**Action item**. Write the listing below out again exactly, dropping the images.
··········
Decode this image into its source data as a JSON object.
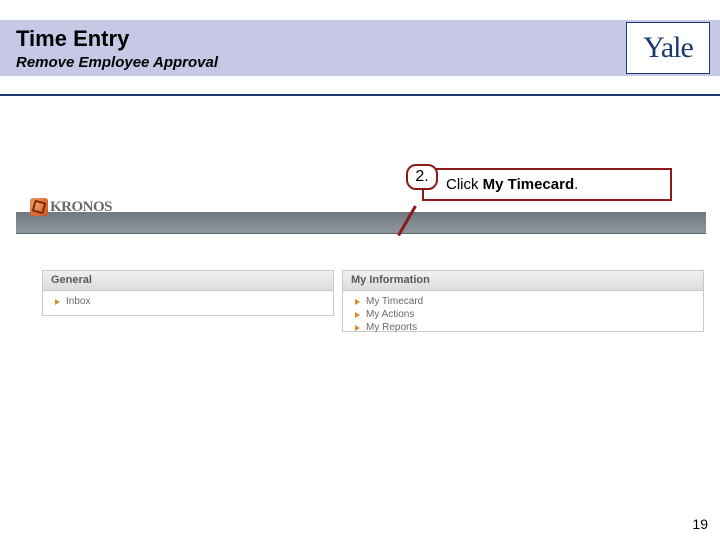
{
  "header": {
    "title": "Time Entry",
    "subtitle": "Remove Employee Approval",
    "logo_text": "Yale"
  },
  "app": {
    "brand": "KRONOS"
  },
  "callout": {
    "step": "2.",
    "prefix": "Click ",
    "bold": "My Timecard",
    "suffix": "."
  },
  "panels": {
    "general": {
      "title": "General",
      "items": [
        "Inbox"
      ]
    },
    "myinfo": {
      "title": "My Information",
      "items": [
        "My Timecard",
        "My Actions",
        "My Reports"
      ]
    }
  },
  "page_number": "19"
}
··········
**Output for this task**.
Decode this image into its source data as a JSON object.
{
  "header": {
    "title": "Time Entry",
    "subtitle": "Remove Employee Approval",
    "logo_text": "Yale"
  },
  "app": {
    "brand": "KRONOS"
  },
  "callout": {
    "step": "2.",
    "prefix": "Click ",
    "bold": "My Timecard",
    "suffix": "."
  },
  "panels": {
    "general": {
      "title": "General",
      "items": [
        "Inbox"
      ]
    },
    "myinfo": {
      "title": "My Information",
      "items": [
        "My Timecard",
        "My Actions",
        "My Reports"
      ]
    }
  },
  "page_number": "19"
}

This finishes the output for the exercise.